Regardless, here are the five nominated books (all novels except for Barnacle Love, a short story collection), with annotations from the Giller folks:

Through Black Spruce by Joseph Boyden
"A novel of contemporary aboriginal life, full of the dangers and harsh beauty of both forest and city. When beautiful Suzanne Bird disappears, her sister Annie, a loner and hunter, is compelled to search for her, leaving behind their uncle Will, a man haunted by loss. While Annie travels from Toronto to New York, from modelling studios to A-list parties, Will encounters dire troubels at home. Both eventually come to painful discoveries about the inescapable ties of family."

Barnacle Love by Anthony De Sa
"In stories brimming with life, the innocent dreams and bitter disappointments with immigrant experience are captured. A young fisherman washes up nearly dead on the shores of Newfoundland. It is Manuel Rebelo who has tried to escape the suffocating smallness of his Portuguese village and the crushing weight of his mother's expectations to build a future for himself in a terra nova. Manuel's son, Antonio, is born into Toronto's little Portugal, a world of colourful houses and labyrinthine back alleys. In the Rebelo home the Church looms large, men and women inhabit sharply divided space, pigs are slaughtered in the garage, and a family lives in the shadow cast by a father's failures."

Good to a Fault by Marina Endicott
"Absorbed in her own failings, Clara Purdy crashes her life into a sharp left turn, taking the young family in the other car along with her. When bruises on the mother, Lorraine, prove to be late-stage cancer, Clara - against all habit and comfort - moves the three children and their terrible grandmother into her own house. In Good to a Fault, Clara decides to give it a try, and then has to cope with the consequences: exhaustion, fury, hilarity, and unexpected love. But she must question her own motives. Is she acting out of true goodness, or out of guilt?"

Cockroach by Rawi Hage
"During a bitterly cold winter in Montreal's restless immigrant community, a self-described thief has tried but failed to commit suicide by hanging himself from a tree in a local park. Rescued against his will, the narrator is obliged to attend sessions with a well-intentioned but naive therapist. This sets the story in motion, leading us back to the narrator's violent childhood in a war-torn country, forward into his current life in the smoky emigre cafes where everyone has a tale, and out into the frozen night streets of Montreal, where the thief survives on the edge, imagining himself to be a cockroach invading the lives of the privleged, but wilfully blind, citizens who surround him."

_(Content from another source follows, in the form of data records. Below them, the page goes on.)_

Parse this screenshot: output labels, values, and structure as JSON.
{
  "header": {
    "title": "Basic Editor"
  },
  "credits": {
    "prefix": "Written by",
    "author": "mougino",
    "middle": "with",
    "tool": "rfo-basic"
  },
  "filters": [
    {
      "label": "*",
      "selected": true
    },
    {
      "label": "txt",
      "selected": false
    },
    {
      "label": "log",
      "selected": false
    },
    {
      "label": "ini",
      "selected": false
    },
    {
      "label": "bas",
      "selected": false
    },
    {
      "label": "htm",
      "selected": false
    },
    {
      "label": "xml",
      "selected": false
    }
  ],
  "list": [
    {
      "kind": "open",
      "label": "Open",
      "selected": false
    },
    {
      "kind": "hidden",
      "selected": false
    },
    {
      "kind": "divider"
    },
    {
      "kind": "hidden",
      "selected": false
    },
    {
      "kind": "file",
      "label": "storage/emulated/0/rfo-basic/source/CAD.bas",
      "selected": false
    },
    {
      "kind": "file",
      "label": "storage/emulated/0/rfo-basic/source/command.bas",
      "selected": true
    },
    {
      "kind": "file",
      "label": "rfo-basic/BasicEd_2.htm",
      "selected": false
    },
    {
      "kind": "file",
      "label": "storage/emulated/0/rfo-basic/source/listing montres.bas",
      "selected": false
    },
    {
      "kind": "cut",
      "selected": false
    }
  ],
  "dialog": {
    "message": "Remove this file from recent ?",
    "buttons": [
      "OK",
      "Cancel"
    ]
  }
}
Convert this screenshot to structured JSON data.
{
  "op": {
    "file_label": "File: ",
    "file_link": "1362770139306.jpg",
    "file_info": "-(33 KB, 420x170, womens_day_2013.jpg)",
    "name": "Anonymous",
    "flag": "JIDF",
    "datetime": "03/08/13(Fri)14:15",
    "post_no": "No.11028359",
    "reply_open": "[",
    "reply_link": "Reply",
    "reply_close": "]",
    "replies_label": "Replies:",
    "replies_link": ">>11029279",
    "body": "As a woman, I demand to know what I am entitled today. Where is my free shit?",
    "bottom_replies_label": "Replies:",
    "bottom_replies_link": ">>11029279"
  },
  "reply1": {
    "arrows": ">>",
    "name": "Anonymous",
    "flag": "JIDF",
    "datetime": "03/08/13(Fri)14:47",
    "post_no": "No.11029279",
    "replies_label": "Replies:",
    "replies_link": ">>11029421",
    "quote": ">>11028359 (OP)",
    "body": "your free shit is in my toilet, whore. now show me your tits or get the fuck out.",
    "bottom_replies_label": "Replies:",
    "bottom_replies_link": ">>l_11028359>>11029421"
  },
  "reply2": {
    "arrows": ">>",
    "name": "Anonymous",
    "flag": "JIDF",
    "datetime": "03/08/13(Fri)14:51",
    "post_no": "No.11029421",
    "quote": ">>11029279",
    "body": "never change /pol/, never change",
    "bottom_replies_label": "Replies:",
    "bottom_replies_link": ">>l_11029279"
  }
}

The Boys in the Trees by Mary Swan
"Newly arrived to the countryside, William Heath, his wife, and two daughters appear the picture of a devoted family. But when accusations of embezzlement spur William to commit an unthinkable crime, those who witnessed this affectionate, attentive father go about his routine of work and family must reconcile action with character. A doctor who has cared for one daughter, encouraging her trust, examines the finer details of his brief interactions with William, searching for clues that might penetrate the mystery of his motivation. Meanwhile the other daughter's teacher grapple with guilt over a moment when fate wove her into a succession of events that will haunt her dreams."